Potatoes that were not cooked in their skins in soup or stews or served as boiled potatoes were served in a variety of other ways. Mother and grandma preferred to serve potatoes with their skins on because they believed that the skins contained extra nutrients. They were correct. Potatoes are, of course, considered one of the most nutritionally complete vegetables. That was why until the blight ruined their crops, the lowly potato could support the Irish in their homeland.
In our household, potatoes were used as the primary vegetable. I do not remember mother ever accompanying a roast or other meat dish with anything but potatoes. Potatoes were served boiled, mashed, fried, baked or in salad. We used so many potatoes that mother bought them in 50 and 100-pound bags.

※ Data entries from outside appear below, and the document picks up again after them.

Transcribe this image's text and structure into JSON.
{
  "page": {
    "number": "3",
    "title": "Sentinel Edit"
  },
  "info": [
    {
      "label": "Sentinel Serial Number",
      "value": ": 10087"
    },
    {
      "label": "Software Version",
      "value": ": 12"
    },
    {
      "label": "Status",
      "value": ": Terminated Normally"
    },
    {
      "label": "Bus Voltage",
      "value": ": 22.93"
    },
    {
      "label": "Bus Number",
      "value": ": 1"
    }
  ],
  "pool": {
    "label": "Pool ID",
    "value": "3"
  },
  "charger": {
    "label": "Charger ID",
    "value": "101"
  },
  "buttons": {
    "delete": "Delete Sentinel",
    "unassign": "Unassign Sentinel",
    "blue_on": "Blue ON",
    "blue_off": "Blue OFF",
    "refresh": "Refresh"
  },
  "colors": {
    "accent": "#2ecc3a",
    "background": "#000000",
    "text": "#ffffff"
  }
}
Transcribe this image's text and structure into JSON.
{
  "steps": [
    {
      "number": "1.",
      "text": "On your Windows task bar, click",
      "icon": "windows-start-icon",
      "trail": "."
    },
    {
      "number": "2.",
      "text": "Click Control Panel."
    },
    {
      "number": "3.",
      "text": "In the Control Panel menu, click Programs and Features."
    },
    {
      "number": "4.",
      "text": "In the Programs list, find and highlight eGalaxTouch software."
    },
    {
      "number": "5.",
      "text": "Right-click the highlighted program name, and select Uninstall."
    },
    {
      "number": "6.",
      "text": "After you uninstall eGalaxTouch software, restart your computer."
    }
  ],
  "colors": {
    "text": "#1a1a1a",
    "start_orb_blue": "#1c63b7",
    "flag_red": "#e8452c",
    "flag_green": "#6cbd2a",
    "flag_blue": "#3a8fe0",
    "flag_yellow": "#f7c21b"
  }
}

On Sunday, mashed potatoes would accompany the roast. On Monday, any leftover mashed potatoes would be used in a puff or as a topping for a meat pie or pan-fried to accompany the main dish. Tuesday was salad night and mother prided herself on her potato salad. On Wednesday and Thursday, baked, fried or mashed potatoes would again be on the menu. Friday, French fries invariably accompanied our fried haddock. When she did not serve beans for supper on Saturday night, mother served potato puff. Leftover mashed potatoes could even find their way into mother’s donut recipes. Waste not, want not was more than an adage in our house. It was a way of life just as much as he who hesitated (at the table) risked not eating what he or she wanted (even mounds of mashed potatoes quickly disappeared with so many growing boys to be fed).
Mother, of course, had automatic potato peelers when we were young. The peelers even had names. Ours. I can remember rising an hour or two early each Sunday in order to peel potatoes (with a hand peeler since mother was quite definite that no more skin be removed than necessary). When the potatoes and other vegetables were all prepared for cooking, I would go to church. My mother would then take over on preparing Sunday dinner at which normally we had 15 in attendance (we always had guests).

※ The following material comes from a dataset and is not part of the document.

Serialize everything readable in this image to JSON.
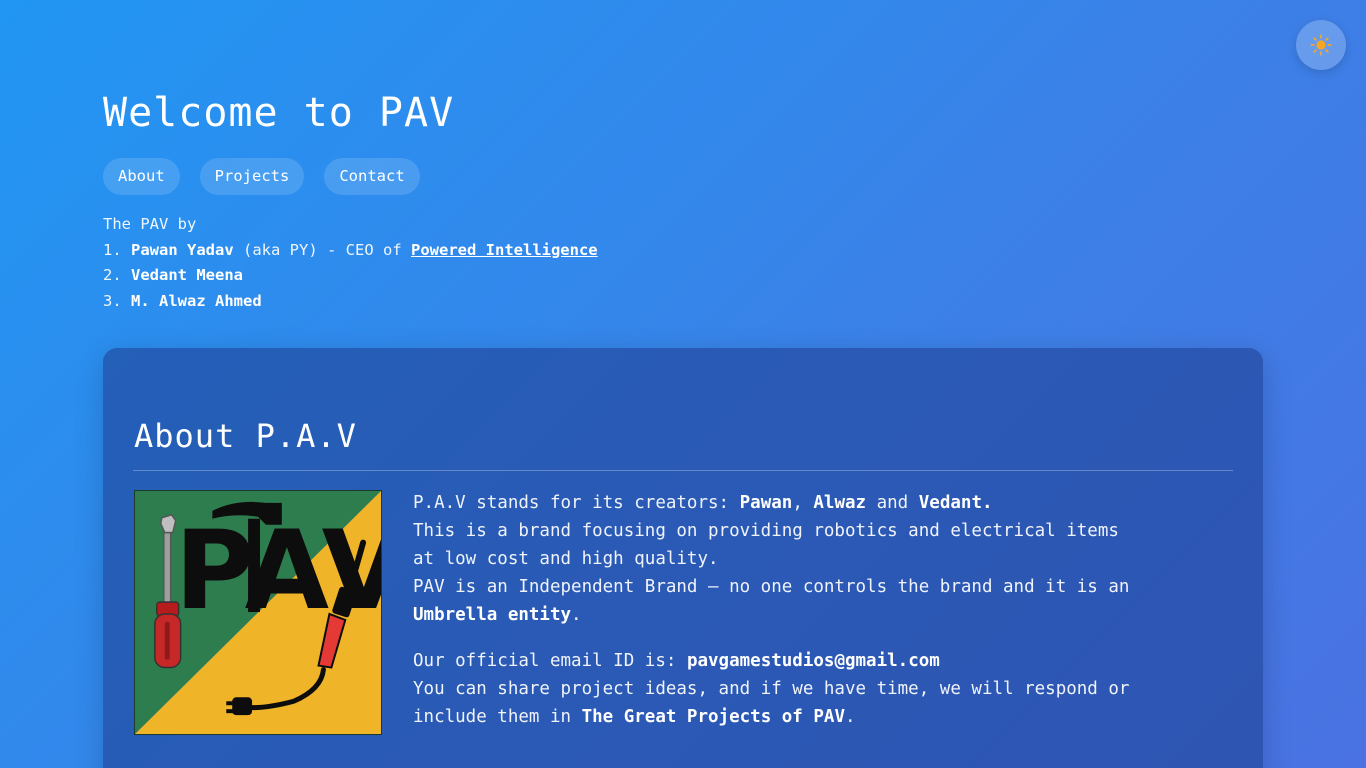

In preparing mashed potatoes, if the peeling of the potatoes was left to the younger children, the mashing or putting the potatoes through a ricer was man’s work. My brothers took turns at the chore and those who were best at it won the title and task most often. Mother never used skim milk or clear chicken brother in her mashed potatoes as I do. She was more traditional, preferring to use cream or milk. She would have used sour cream as I have – if she thought she could get away with it. Mother loved sour cream and buttermilk. The men of the house, however, did not. Therefore, it was not included. Because of a familial history of hypertension, mother cut the salt (or left it out all together) in most of her recipes. She made up for it with pepper, a spice she loved.
To vary her mashed potatoes, in addition to the butter (not margarine) that she regarded as a necessity, mother would also flavor them with chopped onion, nutmeg or mace, although not all at once. She always topped the large mound of mashed potatoes she prepared with butter although after we were grown, she sometimes indulged herself with a sprinkling of paprika, a snip of parsley or chives.

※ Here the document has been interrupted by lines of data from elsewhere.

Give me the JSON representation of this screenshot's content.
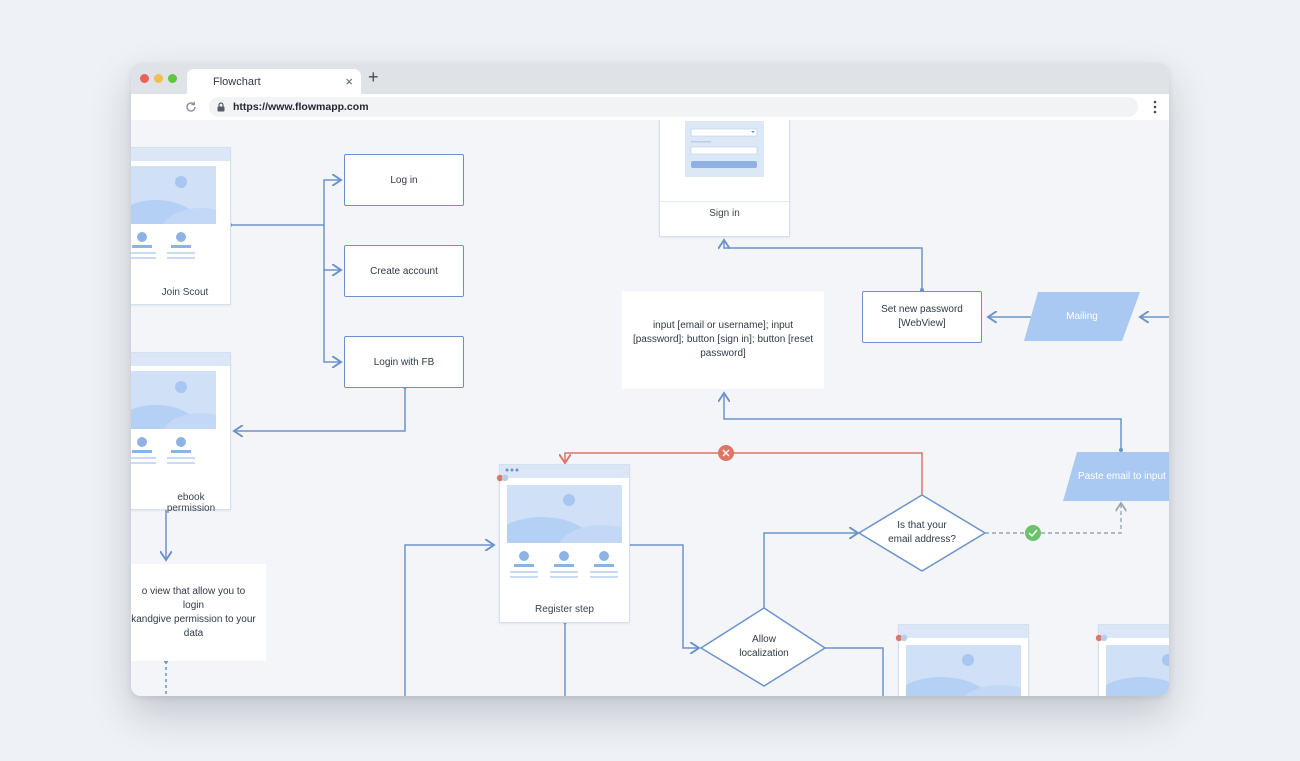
{
  "browser": {
    "tab_title": "Flowchart",
    "close_glyph": "×",
    "new_tab_glyph": "+",
    "url": "https://www.flowmapp.com",
    "icons": [
      "reload-icon",
      "lock-icon",
      "menu-dots-icon",
      "close-icon",
      "plus-icon"
    ]
  },
  "flow": {
    "screens": {
      "join_scout": "Join Scout",
      "facebook_permission": "ebook permission",
      "sign_in": "Sign in",
      "register_step": "Register step"
    },
    "actions": {
      "log_in": "Log in",
      "create_account": "Create account",
      "login_fb": "Login with FB",
      "set_password_line1": "Set new password",
      "set_password_line2": "[WebView]"
    },
    "notes": {
      "fb_view_line1": "o view that allow you to login",
      "fb_view_line2": "kandgive permission to your",
      "fb_view_line3": "data",
      "signin_inputs_line1": "input [email or username]; input",
      "signin_inputs_line2": "[password]; button [sign in]; button [reset",
      "signin_inputs_line3": "password]"
    },
    "io": {
      "mailing": "Mailing",
      "paste_email": "Paste email to input"
    },
    "decisions": {
      "email_line1": "Is that your",
      "email_line2": "email address?",
      "localization_line1": "Allow",
      "localization_line2": "localization"
    },
    "colors": {
      "connector": "#6c93c9",
      "reject": "#e07468",
      "accept": "#6cc26a",
      "io_fill": "#a9c8f2"
    }
  }
}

Her potato puff recipe follows:
Heat the oven to 425-degrees F.
In a large mixing bowl or pan, beat well
2 or more cups cold Mashed Potatoes
Beat again until well blended. Spoon the mixture into a lightly greased baking dish or drop by spoonfuls onto a greased baking sheet. (If you are preparing a leftover meat and gravy dish, you can also pipe the potato mixture onto the meat either as a border or as a topping or “crust”.)
Brush the potatoes with melted butter or margarine. Place in preheated oven and bake for 15 minutes or until the top of the potatoes are lightly browned.
For variety, you can flavor the potato mixture with chopped onion, chive or parsley or shredded cheese.